= WHAT IS NEEDED =
A verbatim copy of every entry is required. Produce it now.

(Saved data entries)
.....
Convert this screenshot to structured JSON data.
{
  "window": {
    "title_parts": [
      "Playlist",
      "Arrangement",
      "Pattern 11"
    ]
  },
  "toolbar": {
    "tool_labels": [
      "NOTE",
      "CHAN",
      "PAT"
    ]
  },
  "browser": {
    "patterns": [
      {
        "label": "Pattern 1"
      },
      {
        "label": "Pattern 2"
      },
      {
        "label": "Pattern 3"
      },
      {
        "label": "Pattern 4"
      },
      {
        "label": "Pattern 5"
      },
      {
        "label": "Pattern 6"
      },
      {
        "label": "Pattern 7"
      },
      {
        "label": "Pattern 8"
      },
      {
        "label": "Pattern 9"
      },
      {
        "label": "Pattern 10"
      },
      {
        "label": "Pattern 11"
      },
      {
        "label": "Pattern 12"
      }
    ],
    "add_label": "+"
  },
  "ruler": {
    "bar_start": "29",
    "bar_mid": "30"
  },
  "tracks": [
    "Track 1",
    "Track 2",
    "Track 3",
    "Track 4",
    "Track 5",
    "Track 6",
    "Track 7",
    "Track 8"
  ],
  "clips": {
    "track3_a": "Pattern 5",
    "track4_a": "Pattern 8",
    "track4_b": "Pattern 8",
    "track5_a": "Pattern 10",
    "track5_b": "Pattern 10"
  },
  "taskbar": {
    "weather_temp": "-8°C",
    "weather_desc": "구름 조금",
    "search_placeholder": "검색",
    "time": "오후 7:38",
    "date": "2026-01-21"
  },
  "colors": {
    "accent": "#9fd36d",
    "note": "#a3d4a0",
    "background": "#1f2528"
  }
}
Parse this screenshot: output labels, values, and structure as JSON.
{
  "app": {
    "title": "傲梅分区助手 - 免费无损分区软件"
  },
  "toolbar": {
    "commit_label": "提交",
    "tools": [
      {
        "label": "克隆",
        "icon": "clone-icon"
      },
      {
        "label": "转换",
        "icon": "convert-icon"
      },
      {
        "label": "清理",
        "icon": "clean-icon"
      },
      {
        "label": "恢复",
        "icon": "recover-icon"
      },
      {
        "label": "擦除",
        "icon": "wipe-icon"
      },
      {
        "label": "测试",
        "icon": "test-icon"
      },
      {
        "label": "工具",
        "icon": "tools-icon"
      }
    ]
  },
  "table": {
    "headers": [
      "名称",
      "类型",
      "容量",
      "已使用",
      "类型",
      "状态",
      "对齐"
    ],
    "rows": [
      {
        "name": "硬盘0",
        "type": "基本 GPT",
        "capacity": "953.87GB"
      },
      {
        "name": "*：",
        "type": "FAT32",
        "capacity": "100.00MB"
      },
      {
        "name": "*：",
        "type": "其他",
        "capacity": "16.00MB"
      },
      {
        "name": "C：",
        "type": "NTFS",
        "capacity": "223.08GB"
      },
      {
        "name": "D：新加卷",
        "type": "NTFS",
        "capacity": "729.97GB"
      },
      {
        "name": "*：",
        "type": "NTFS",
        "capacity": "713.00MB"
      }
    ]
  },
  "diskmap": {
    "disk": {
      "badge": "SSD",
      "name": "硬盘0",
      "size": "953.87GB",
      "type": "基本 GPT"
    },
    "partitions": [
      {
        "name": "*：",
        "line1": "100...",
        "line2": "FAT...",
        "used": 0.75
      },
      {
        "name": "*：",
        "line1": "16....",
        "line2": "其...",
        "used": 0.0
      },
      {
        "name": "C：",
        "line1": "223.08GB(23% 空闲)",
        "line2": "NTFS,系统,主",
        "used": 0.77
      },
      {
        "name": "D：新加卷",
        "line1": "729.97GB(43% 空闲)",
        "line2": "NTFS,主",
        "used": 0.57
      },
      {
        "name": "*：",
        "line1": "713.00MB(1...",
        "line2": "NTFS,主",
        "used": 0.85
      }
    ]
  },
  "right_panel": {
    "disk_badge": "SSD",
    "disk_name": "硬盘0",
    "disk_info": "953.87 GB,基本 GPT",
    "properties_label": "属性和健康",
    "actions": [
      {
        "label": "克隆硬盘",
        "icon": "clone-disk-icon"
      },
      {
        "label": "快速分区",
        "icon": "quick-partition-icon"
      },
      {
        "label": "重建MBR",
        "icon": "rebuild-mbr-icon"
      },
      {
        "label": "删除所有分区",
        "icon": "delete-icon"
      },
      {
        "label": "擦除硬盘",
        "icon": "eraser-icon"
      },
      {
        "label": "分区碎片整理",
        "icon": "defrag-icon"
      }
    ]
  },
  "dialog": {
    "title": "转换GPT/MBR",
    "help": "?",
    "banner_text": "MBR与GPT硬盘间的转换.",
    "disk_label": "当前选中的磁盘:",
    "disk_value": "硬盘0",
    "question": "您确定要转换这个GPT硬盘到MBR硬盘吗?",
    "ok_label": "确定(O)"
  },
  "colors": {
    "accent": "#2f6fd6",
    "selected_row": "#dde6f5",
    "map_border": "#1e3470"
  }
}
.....
= ANSWER BOX =
Convert this screenshot to structured JSON data.
{
  "window": {
    "title_parts": [
      "Playlist",
      "Arrangement",
      "Pattern 11"
    ]
  },
  "toolbar": {
    "tool_labels": [
      "NOTE",
      "CHAN",
      "PAT"
    ]
  },
  "browser": {
    "patterns": [
      {
        "label": "Pattern 1"
      },
      {
        "label": "Pattern 2"
      },
      {
        "label": "Pattern 3"
      },
      {
        "label": "Pattern 4"
      },
      {
        "label": "Pattern 5"
      },
      {
        "label": "Pattern 6"
      },
      {
        "label": "Pattern 7"
      },
      {
        "label": "Pattern 8"
      },
      {
        "label": "Pattern 9"
      },
      {
        "label": "Pattern 10"
      },
      {
        "label": "Pattern 11"
      },
      {
        "label": "Pattern 12"
      }
    ],
    "add_label": "+"
  },
  "ruler": {
    "bar_start": "29",
    "bar_mid": "30"
  },
  "tracks": [
    "Track 1",
    "Track 2",
    "Track 3",
    "Track 4",
    "Track 5",
    "Track 6",
    "Track 7",
    "Track 8"
  ],
  "clips": {
    "track3_a": "Pattern 5",
    "track4_a": "Pattern 8",
    "track4_b": "Pattern 8",
    "track5_a": "Pattern 10",
    "track5_b": "Pattern 10"
  },
  "taskbar": {
    "weather_temp": "-8°C",
    "weather_desc": "구름 조금",
    "search_placeholder": "검색",
    "time": "오후 7:38",
    "date": "2026-01-21"
  },
  "colors": {
    "accent": "#9fd36d",
    "note": "#a3d4a0",
    "background": "#1f2528"
  }
}
Parse this screenshot: output labels, values, and structure as JSON.
{
  "app": {
    "title": "傲梅分区助手 - 免费无损分区软件"
  },
  "toolbar": {
    "commit_label": "提交",
    "tools": [
      {
        "label": "克隆",
        "icon": "clone-icon"
      },
      {
        "label": "转换",
        "icon": "convert-icon"
      },
      {
        "label": "清理",
        "icon": "clean-icon"
      },
      {
        "label": "恢复",
        "icon": "recover-icon"
      },
      {
        "label": "擦除",
        "icon": "wipe-icon"
      },
      {
        "label": "测试",
        "icon": "test-icon"
      },
      {
        "label": "工具",
        "icon": "tools-icon"
      }
    ]
  },
  "table": {
    "headers": [
      "名称",
      "类型",
      "容量",
      "已使用",
      "类型",
      "状态",
      "对齐"
    ],
    "rows": [
      {
        "name": "硬盘0",
        "type": "基本 GPT",
        "capacity": "953.87GB"
      },
      {
        "name": "*：",
        "type": "FAT32",
        "capacity": "100.00MB"
      },
      {
        "name": "*：",
        "type": "其他",
        "capacity": "16.00MB"
      },
      {
        "name": "C：",
        "type": "NTFS",
        "capacity": "223.08GB"
      },
      {
        "name": "D：新加卷",
        "type": "NTFS",
        "capacity": "729.97GB"
      },
      {
        "name": "*：",
        "type": "NTFS",
        "capacity": "713.00MB"
      }
    ]
  },
  "diskmap": {
    "disk": {
      "badge": "SSD",
      "name": "硬盘0",
      "size": "953.87GB",
      "type": "基本 GPT"
    },
    "partitions": [
      {
        "name": "*：",
        "line1": "100...",
        "line2": "FAT...",
        "used": 0.75
      },
      {
        "name": "*：",
        "line1": "16....",
        "line2": "其...",
        "used": 0.0
      },
      {
        "name": "C：",
        "line1": "223.08GB(23% 空闲)",
        "line2": "NTFS,系统,主",
        "used": 0.77
      },
      {
        "name": "D：新加卷",
        "line1": "729.97GB(43% 空闲)",
        "line2": "NTFS,主",
        "used": 0.57
      },
      {
        "name": "*：",
        "line1": "713.00MB(1...",
        "line2": "NTFS,主",
        "used": 0.85
      }
    ]
  },
  "right_panel": {
    "disk_badge": "SSD",
    "disk_name": "硬盘0",
    "disk_info": "953.87 GB,基本 GPT",
    "properties_label": "属性和健康",
    "actions": [
      {
        "label": "克隆硬盘",
        "icon": "clone-disk-icon"
      },
      {
        "label": "快速分区",
        "icon": "quick-partition-icon"
      },
      {
        "label": "重建MBR",
        "icon": "rebuild-mbr-icon"
      },
      {
        "label": "删除所有分区",
        "icon": "delete-icon"
      },
      {
        "label": "擦除硬盘",
        "icon": "eraser-icon"
      },
      {
        "label": "分区碎片整理",
        "icon": "defrag-icon"
      }
    ]
  },
  "dialog": {
    "title": "转换GPT/MBR",
    "help": "?",
    "banner_text": "MBR与GPT硬盘间的转换.",
    "disk_label": "当前选中的磁盘:",
    "disk_value": "硬盘0",
    "question": "您确定要转换这个GPT硬盘到MBR硬盘吗?",
    "ok_label": "确定(O)"
  },
  "colors": {
    "accent": "#2f6fd6",
    "selected_row": "#dde6f5",
    "map_border": "#1e3470"
  }
}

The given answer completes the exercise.